__App and web page records__
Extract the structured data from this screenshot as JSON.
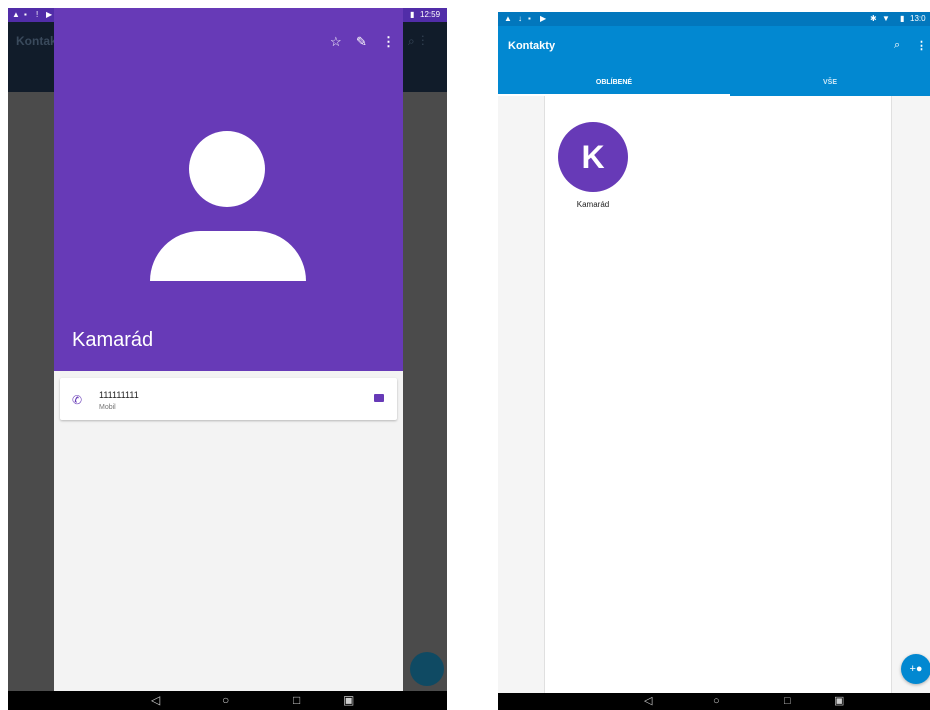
{
  "left": {
    "status": {
      "time": "12:59"
    },
    "background": {
      "title": "Kontakty"
    },
    "contact": {
      "name": "Kamarád",
      "phone": "111111111",
      "phone_type": "Mobil"
    },
    "header_icons": {
      "star": "☆",
      "edit": "✎",
      "more": "⋮"
    },
    "nav": {
      "back": "◁",
      "home": "○",
      "recents": "□",
      "extra": "▣"
    },
    "colors": {
      "header": "#673ab7"
    }
  },
  "right": {
    "status": {
      "time": "13:0"
    },
    "app_title": "Kontakty",
    "tabs": [
      {
        "label": "OBLÍBENÉ",
        "selected": true
      },
      {
        "label": "VŠE",
        "selected": false
      }
    ],
    "favorite": {
      "initial": "K",
      "name": "Kamarád"
    },
    "nav": {
      "back": "◁",
      "home": "○",
      "recents": "□",
      "extra": "▣"
    },
    "colors": {
      "appbar": "#0288d1",
      "avatar": "#673ab7"
    }
  }
}
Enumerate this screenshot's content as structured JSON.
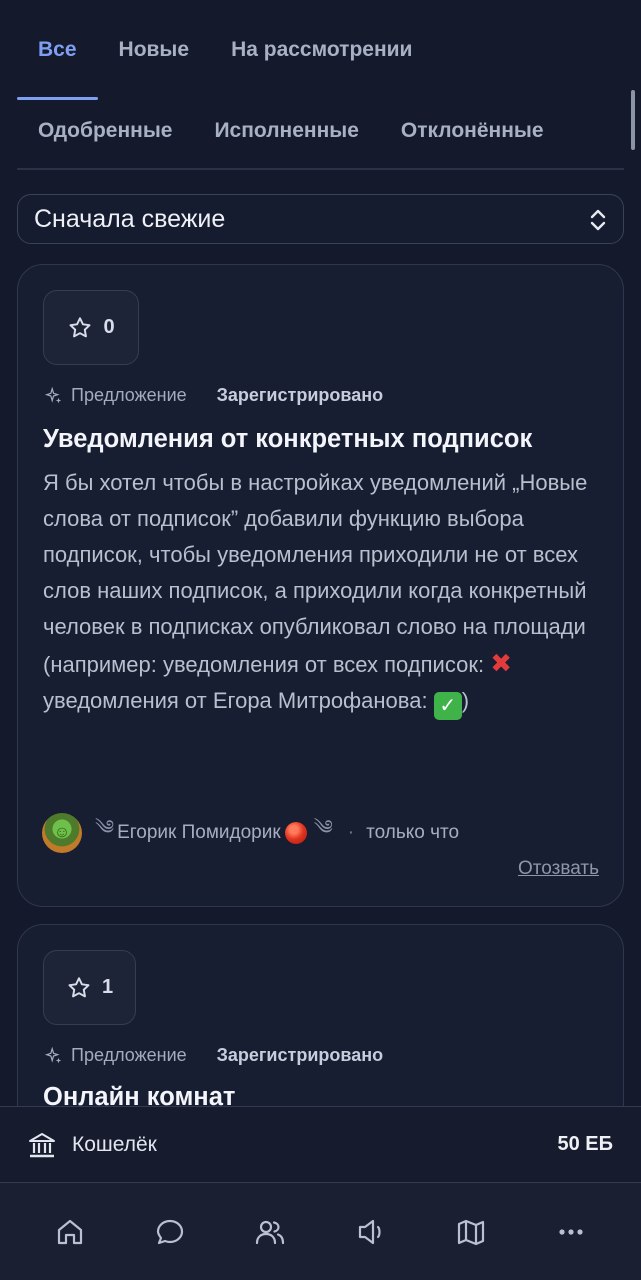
{
  "tabs": {
    "row1": [
      "Все",
      "Новые",
      "На рассмотрении"
    ],
    "row2": [
      "Одобренные",
      "Исполненные",
      "Отклонённые"
    ],
    "active": "Все"
  },
  "sort": {
    "label": "Сначала свежие"
  },
  "cards": [
    {
      "votes": "0",
      "type": "Предложение",
      "status": "Зарегистрировано",
      "title": "Уведомления от конкретных подписок",
      "body_part1": "Я бы хотел чтобы в настройках уведомлений „Новые слова от подписок” добавили функцию выбора подписок, чтобы уведомления приходили не от всех слов наших подписок, а приходили когда конкретный человек в подписках опубликовал слово на площади (например: уведомления от всех подписок:",
      "body_part2": "уведомления от Егора Митрофанова:",
      "body_end": ")",
      "author": "Егорик Помидорик",
      "time": "только что",
      "revoke": "Отозвать"
    },
    {
      "votes": "1",
      "type": "Предложение",
      "status": "Зарегистрировано",
      "title": "Онлайн комнат"
    }
  ],
  "wallet": {
    "label": "Кошелёк",
    "amount": "50 ЕБ"
  },
  "nav": [
    "home-icon",
    "chat-icon",
    "users-icon",
    "megaphone-icon",
    "map-icon",
    "more-icon"
  ]
}
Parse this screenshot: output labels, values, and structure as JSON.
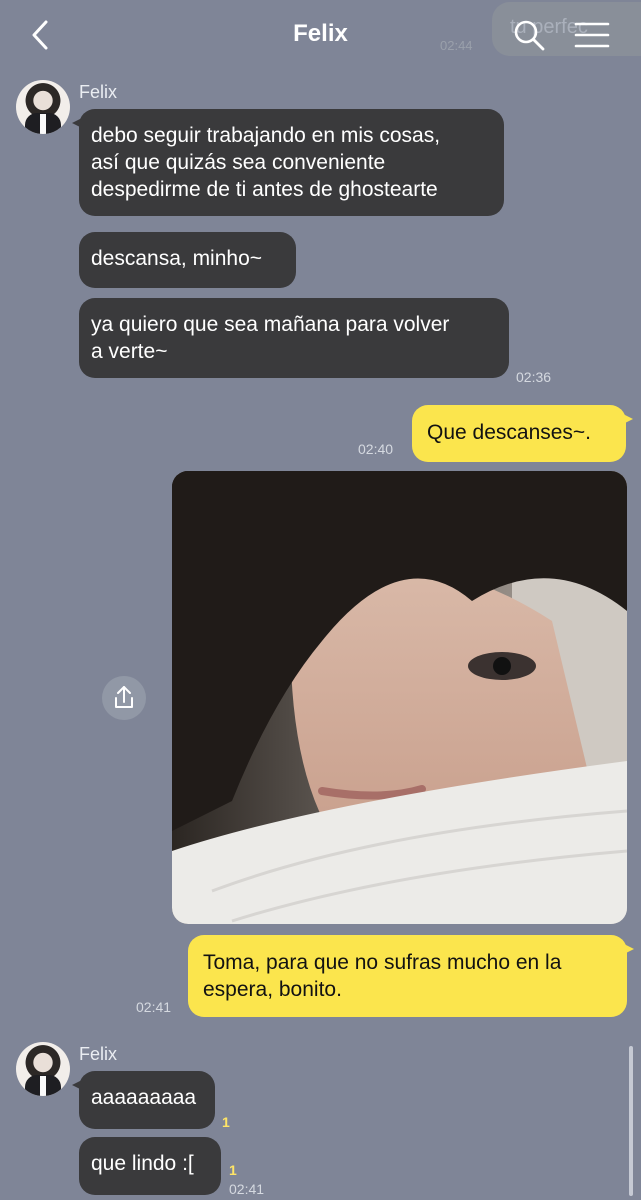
{
  "header": {
    "title": "Felix",
    "ghost_text": "tu perfec",
    "ghost_time": "02:44"
  },
  "messages": {
    "felix_name_1": "Felix",
    "m1": "debo seguir trabajando en mis cosas,\nasí que quizás sea conveniente\ndespedirme de ti antes de ghostearte",
    "m2": "descansa, minho~",
    "m3": "ya quiero que sea mañana para volver\na verte~",
    "m3_time": "02:36",
    "o1": "Que descanses~.",
    "o1_time": "02:40",
    "o2": "Toma, para que no sufras mucho en la\nespera, bonito.",
    "o2_time": "02:41",
    "felix_name_2": "Felix",
    "m4": "aaaaaaaaa",
    "m4_unread": "1",
    "m5": "que lindo :[",
    "m5_unread": "1",
    "m5_time": "02:41"
  },
  "icons": {
    "back": "chevron-left-icon",
    "search": "search-icon",
    "menu": "hamburger-menu-icon",
    "share": "share-upload-icon"
  },
  "colors": {
    "background": "#7f8597",
    "incoming_bubble": "#3a3a3c",
    "outgoing_bubble": "#fbe54d",
    "unread_count": "#ffe566"
  }
}
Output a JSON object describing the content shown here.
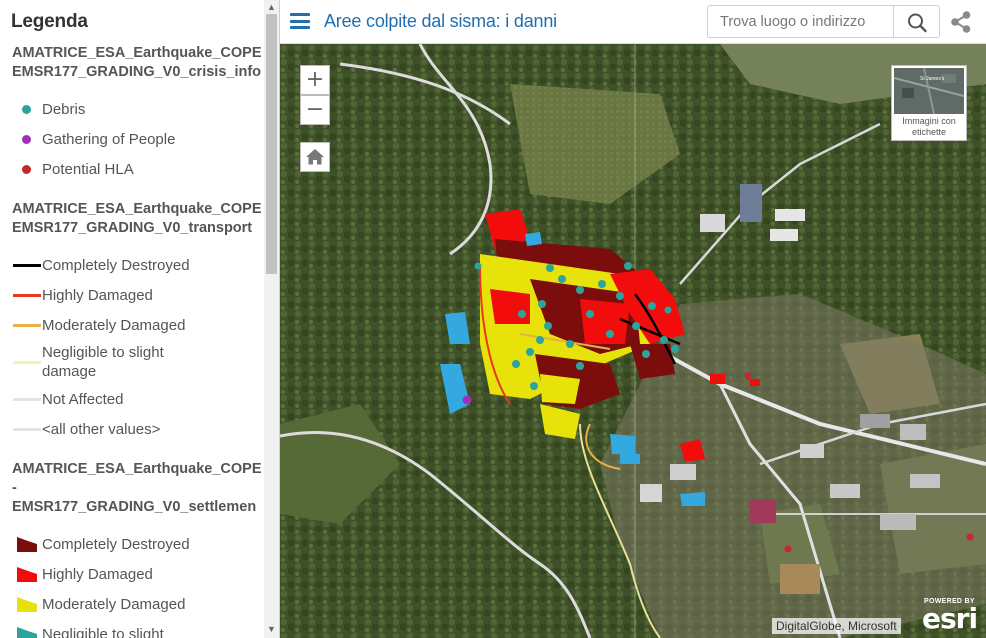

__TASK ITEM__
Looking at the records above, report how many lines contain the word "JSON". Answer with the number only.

__RESULT FOR THIS EXERCISE__
4